Q: My 4-year-old daughter can count to 20 but can’t seem to write the numbers. She also knows all her letters but doesn’t know them when she sees them. Her teachers act like this is a big problem and say she is distracted easily and cries when she doesn’t get her way. Is this a typical 4-year-old, or does she have a learning disability?
A: Helena, I do indeed think your daughter is a pretty typical 4-year-old. Also I think she is being pushed at school and possibly at home because you so want her to perform in the way her teacher expects her to perform.

You say she can count to 20, but does she really know that 19 is one more than 18? Or that 16 is one less than 17? Saying a series of numbers correctly in sequence does not mean that a child understands what is called one-to-one correspondence. Nor does reciting the alphabet correctly mean that a young child is ready to recognize the symbols either individually or grouped into words.

Do me a favor and give your daughter this little test. Set out a row of 10 small blocks (or beads, plastic spoons or almost anything you have) and ask her to count them for you, putting a finger on each object as she counts. Chances are she will do maybe one, two and three correctly and then touch number four two or three times before going on with the series of verbal numbers. By the time she gets to the 10th object she may have made contact with the objects 15 or 16 times. In other words, she doesn’t yet realise that each number word she says stands for a specific quantity.

In relation to letters and words, make sure you read a book to her every day. Point to an occasional letter (don’t try whole words yet) or number and ask her what it is. If she doesn’t get it right, tell her in a matter of fact tone and continue reading. Don’t spoil the joy of the reading with constant quizzes.

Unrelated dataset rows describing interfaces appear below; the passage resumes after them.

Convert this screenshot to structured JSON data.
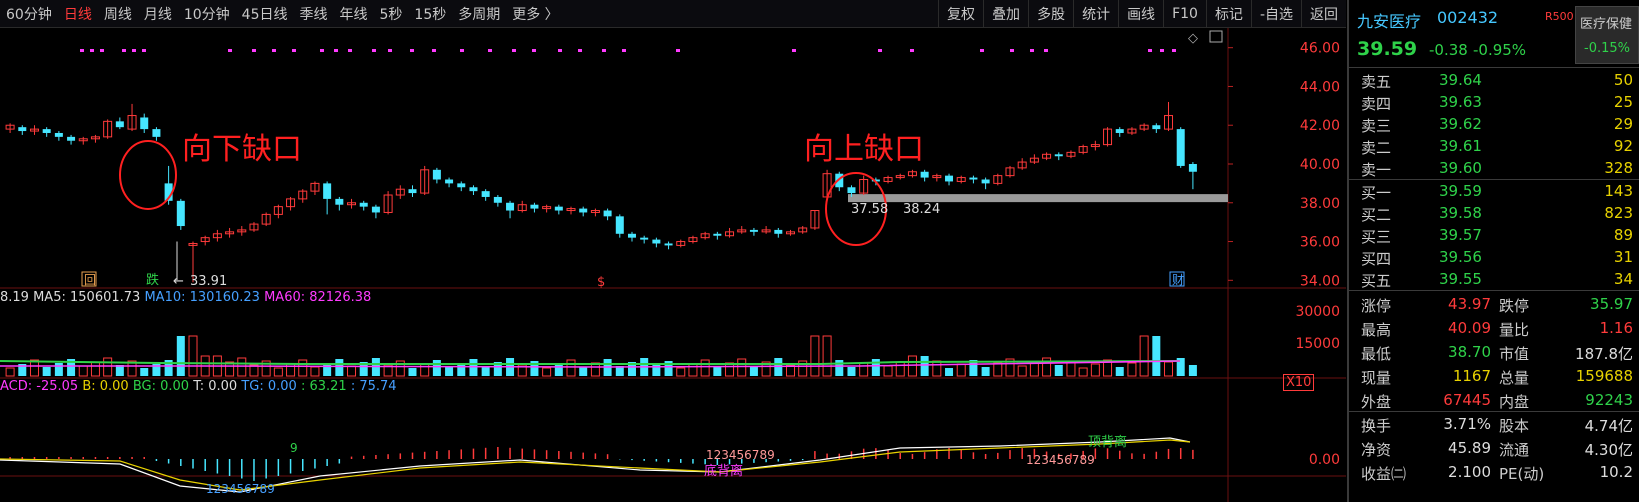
{
  "toolbar": {
    "periods": [
      "60分钟",
      "日线",
      "周线",
      "月线",
      "10分钟",
      "45日线",
      "季线",
      "年线",
      "5秒",
      "15秒",
      "多周期",
      "更多 〉"
    ],
    "active_period": "日线",
    "tools": [
      "复权",
      "叠加",
      "多股",
      "统计",
      "画线",
      "F10",
      "标记",
      "-自选",
      "返回"
    ]
  },
  "chart": {
    "price_axis": [
      "46.00",
      "44.00",
      "42.00",
      "40.00",
      "38.00",
      "36.00",
      "34.00"
    ],
    "min_label": "33.91",
    "gap_labels": [
      "37.58",
      "38.24"
    ],
    "annotations": {
      "down_gap": "向下缺口",
      "up_gap": "向上缺口"
    },
    "markers": {
      "hui": "回",
      "die": "跌",
      "s": "$",
      "cai": "财"
    }
  },
  "volume": {
    "legend": {
      "vol": "8.19",
      "ma5_label": "MA5:",
      "ma5": "150601.73",
      "ma10_label": "MA10:",
      "ma10": "130160.23",
      "ma60_label": "MA60:",
      "ma60": "82126.38"
    },
    "axis": [
      "30000",
      "15000"
    ],
    "scale": "X10"
  },
  "macd": {
    "legend": {
      "acd": "ACD: -25.05",
      "b": "B: 0.00",
      "bg": "BG: 0.00",
      "t": "T: 0.00",
      "tg": "TG: 0.00",
      "v1": ": 63.21",
      "v2": ": 75.74"
    },
    "axis": [
      "0.00"
    ],
    "labels": {
      "bottom_div": "底背离",
      "top_div": "顶背离",
      "seq1": "123456789",
      "seq2": "123456789",
      "seq3": "123456789",
      "nine": "9"
    }
  },
  "quote": {
    "name": "九安医疗",
    "code": "002432",
    "r": "R500",
    "price": "39.59",
    "change": "-0.38",
    "pct": "-0.95%",
    "sector": {
      "name": "医疗保健",
      "pct": "-0.15%"
    }
  },
  "order_book": {
    "sell": [
      {
        "label": "卖五",
        "price": "39.64",
        "vol": "50"
      },
      {
        "label": "卖四",
        "price": "39.63",
        "vol": "25"
      },
      {
        "label": "卖三",
        "price": "39.62",
        "vol": "29"
      },
      {
        "label": "卖二",
        "price": "39.61",
        "vol": "92"
      },
      {
        "label": "卖一",
        "price": "39.60",
        "vol": "328"
      }
    ],
    "buy": [
      {
        "label": "买一",
        "price": "39.59",
        "vol": "143"
      },
      {
        "label": "买二",
        "price": "39.58",
        "vol": "823"
      },
      {
        "label": "买三",
        "price": "39.57",
        "vol": "89"
      },
      {
        "label": "买四",
        "price": "39.56",
        "vol": "31"
      },
      {
        "label": "买五",
        "price": "39.55",
        "vol": "34"
      }
    ]
  },
  "stats": [
    {
      "l1": "涨停",
      "v1": "43.97",
      "c1": "red",
      "l2": "跌停",
      "v2": "35.97",
      "c2": "green"
    },
    {
      "l1": "最高",
      "v1": "40.09",
      "c1": "red",
      "l2": "量比",
      "v2": "1.16",
      "c2": "red"
    },
    {
      "l1": "最低",
      "v1": "38.70",
      "c1": "green",
      "l2": "市值",
      "v2": "187.8亿",
      "c2": "white"
    },
    {
      "l1": "现量",
      "v1": "1167",
      "c1": "yellow",
      "l2": "总量",
      "v2": "159688",
      "c2": "yellow"
    },
    {
      "l1": "外盘",
      "v1": "67445",
      "c1": "red",
      "l2": "内盘",
      "v2": "92243",
      "c2": "green"
    },
    {
      "l1": "换手",
      "v1": "3.71%",
      "c1": "white",
      "l2": "股本",
      "v2": "4.74亿",
      "c2": "white"
    },
    {
      "l1": "净资",
      "v1": "45.89",
      "c1": "white",
      "l2": "流通",
      "v2": "4.30亿",
      "c2": "white"
    },
    {
      "l1": "收益㈡",
      "v1": "2.100",
      "c1": "white",
      "l2": "PE(动)",
      "v2": "10.2",
      "c2": "white"
    }
  ],
  "chart_data": {
    "type": "candlestick",
    "y_range": [
      33.5,
      46.5
    ],
    "candles": [
      [
        41.8,
        42.0,
        41.6,
        42.1
      ],
      [
        41.9,
        41.7,
        41.5,
        42.0
      ],
      [
        41.7,
        41.8,
        41.5,
        42.0
      ],
      [
        41.8,
        41.6,
        41.4,
        41.9
      ],
      [
        41.6,
        41.4,
        41.2,
        41.7
      ],
      [
        41.4,
        41.2,
        41.0,
        41.5
      ],
      [
        41.2,
        41.3,
        41.0,
        41.4
      ],
      [
        41.3,
        41.4,
        41.1,
        41.5
      ],
      [
        41.4,
        42.2,
        41.3,
        42.3
      ],
      [
        42.2,
        41.9,
        41.8,
        42.4
      ],
      [
        41.8,
        42.5,
        41.7,
        43.1
      ],
      [
        42.4,
        41.8,
        41.6,
        42.6
      ],
      [
        41.8,
        41.4,
        41.2,
        41.9
      ],
      [
        39.0,
        38.1,
        37.9,
        39.9
      ],
      [
        38.1,
        36.8,
        36.6,
        38.2
      ],
      [
        35.8,
        35.9,
        33.9,
        36.0
      ],
      [
        36.0,
        36.2,
        35.8,
        36.3
      ],
      [
        36.2,
        36.4,
        36.0,
        36.6
      ],
      [
        36.4,
        36.5,
        36.2,
        36.7
      ],
      [
        36.5,
        36.6,
        36.3,
        36.8
      ],
      [
        36.6,
        36.9,
        36.5,
        37.0
      ],
      [
        36.9,
        37.4,
        36.8,
        37.5
      ],
      [
        37.4,
        37.8,
        37.2,
        37.9
      ],
      [
        37.8,
        38.2,
        37.6,
        38.3
      ],
      [
        38.2,
        38.6,
        38.0,
        38.7
      ],
      [
        38.6,
        39.0,
        38.4,
        39.1
      ],
      [
        39.0,
        38.2,
        37.4,
        39.1
      ],
      [
        38.2,
        37.9,
        37.6,
        38.3
      ],
      [
        37.9,
        38.0,
        37.7,
        38.2
      ],
      [
        38.0,
        37.8,
        37.6,
        38.1
      ],
      [
        37.8,
        37.5,
        37.2,
        37.9
      ],
      [
        37.5,
        38.4,
        37.4,
        38.6
      ],
      [
        38.4,
        38.7,
        38.2,
        38.9
      ],
      [
        38.7,
        38.5,
        38.3,
        38.9
      ],
      [
        38.5,
        39.7,
        38.4,
        39.9
      ],
      [
        39.7,
        39.2,
        39.0,
        39.8
      ],
      [
        39.2,
        39.0,
        38.8,
        39.3
      ],
      [
        39.0,
        38.8,
        38.6,
        39.1
      ],
      [
        38.8,
        38.6,
        38.4,
        38.9
      ],
      [
        38.6,
        38.3,
        38.1,
        38.7
      ],
      [
        38.3,
        38.0,
        37.8,
        38.4
      ],
      [
        38.0,
        37.6,
        37.2,
        38.1
      ],
      [
        37.6,
        37.9,
        37.5,
        38.1
      ],
      [
        37.9,
        37.7,
        37.5,
        38.0
      ],
      [
        37.7,
        37.8,
        37.5,
        37.9
      ],
      [
        37.8,
        37.6,
        37.4,
        37.9
      ],
      [
        37.6,
        37.7,
        37.4,
        37.8
      ],
      [
        37.7,
        37.5,
        37.3,
        37.8
      ],
      [
        37.5,
        37.6,
        37.3,
        37.7
      ],
      [
        37.6,
        37.3,
        37.1,
        37.7
      ],
      [
        37.3,
        36.4,
        36.2,
        37.4
      ],
      [
        36.4,
        36.2,
        36.0,
        36.5
      ],
      [
        36.2,
        36.1,
        35.9,
        36.3
      ],
      [
        36.1,
        35.9,
        35.7,
        36.2
      ],
      [
        35.9,
        35.8,
        35.6,
        36.0
      ],
      [
        35.8,
        36.0,
        35.7,
        36.1
      ],
      [
        36.0,
        36.2,
        35.9,
        36.3
      ],
      [
        36.2,
        36.4,
        36.1,
        36.5
      ],
      [
        36.4,
        36.3,
        36.1,
        36.5
      ],
      [
        36.3,
        36.5,
        36.2,
        36.7
      ],
      [
        36.5,
        36.6,
        36.4,
        36.8
      ],
      [
        36.6,
        36.5,
        36.3,
        36.7
      ],
      [
        36.5,
        36.6,
        36.4,
        36.8
      ],
      [
        36.6,
        36.4,
        36.2,
        36.7
      ],
      [
        36.4,
        36.5,
        36.3,
        36.6
      ],
      [
        36.5,
        36.7,
        36.4,
        36.8
      ],
      [
        36.7,
        37.6,
        36.6,
        37.6
      ],
      [
        38.3,
        39.5,
        38.2,
        39.7
      ],
      [
        39.5,
        38.8,
        38.6,
        39.6
      ],
      [
        38.8,
        38.5,
        38.3,
        38.9
      ],
      [
        38.5,
        39.2,
        38.4,
        39.4
      ],
      [
        39.2,
        39.1,
        38.9,
        39.3
      ],
      [
        39.1,
        39.3,
        39.0,
        39.4
      ],
      [
        39.3,
        39.4,
        39.2,
        39.5
      ],
      [
        39.4,
        39.6,
        39.3,
        39.7
      ],
      [
        39.6,
        39.3,
        39.1,
        39.7
      ],
      [
        39.3,
        39.4,
        39.1,
        39.5
      ],
      [
        39.4,
        39.1,
        38.9,
        39.5
      ],
      [
        39.1,
        39.3,
        39.0,
        39.4
      ],
      [
        39.3,
        39.2,
        39.0,
        39.4
      ],
      [
        39.2,
        39.0,
        38.7,
        39.3
      ],
      [
        39.0,
        39.4,
        38.9,
        39.5
      ],
      [
        39.4,
        39.8,
        39.3,
        39.9
      ],
      [
        39.8,
        40.1,
        39.7,
        40.3
      ],
      [
        40.1,
        40.3,
        40.0,
        40.5
      ],
      [
        40.3,
        40.5,
        40.2,
        40.6
      ],
      [
        40.5,
        40.4,
        40.2,
        40.6
      ],
      [
        40.4,
        40.6,
        40.3,
        40.7
      ],
      [
        40.6,
        40.9,
        40.5,
        41.0
      ],
      [
        40.9,
        41.0,
        40.7,
        41.2
      ],
      [
        41.0,
        41.8,
        40.9,
        41.9
      ],
      [
        41.8,
        41.6,
        41.4,
        41.9
      ],
      [
        41.6,
        41.8,
        41.5,
        41.9
      ],
      [
        41.8,
        42.0,
        41.7,
        42.1
      ],
      [
        42.0,
        41.8,
        41.6,
        42.1
      ],
      [
        41.8,
        42.5,
        41.7,
        43.2
      ],
      [
        41.8,
        39.9,
        39.8,
        41.9
      ],
      [
        40.0,
        39.6,
        38.7,
        40.1
      ]
    ]
  }
}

As far as her distractibility and crying at school, I would request an appointment with her teacher to talk about this. Try not to be accusatory and say things like, “Well, she’s not like that at home.” Assume that the teacher is as interested in helping your daughter as you are. Ask her for suggestions of things you can do at home to help. Finally, can her 10-year-old sister be part of the solution? She might be able to provide a more stress-free “number teaching session” than you can.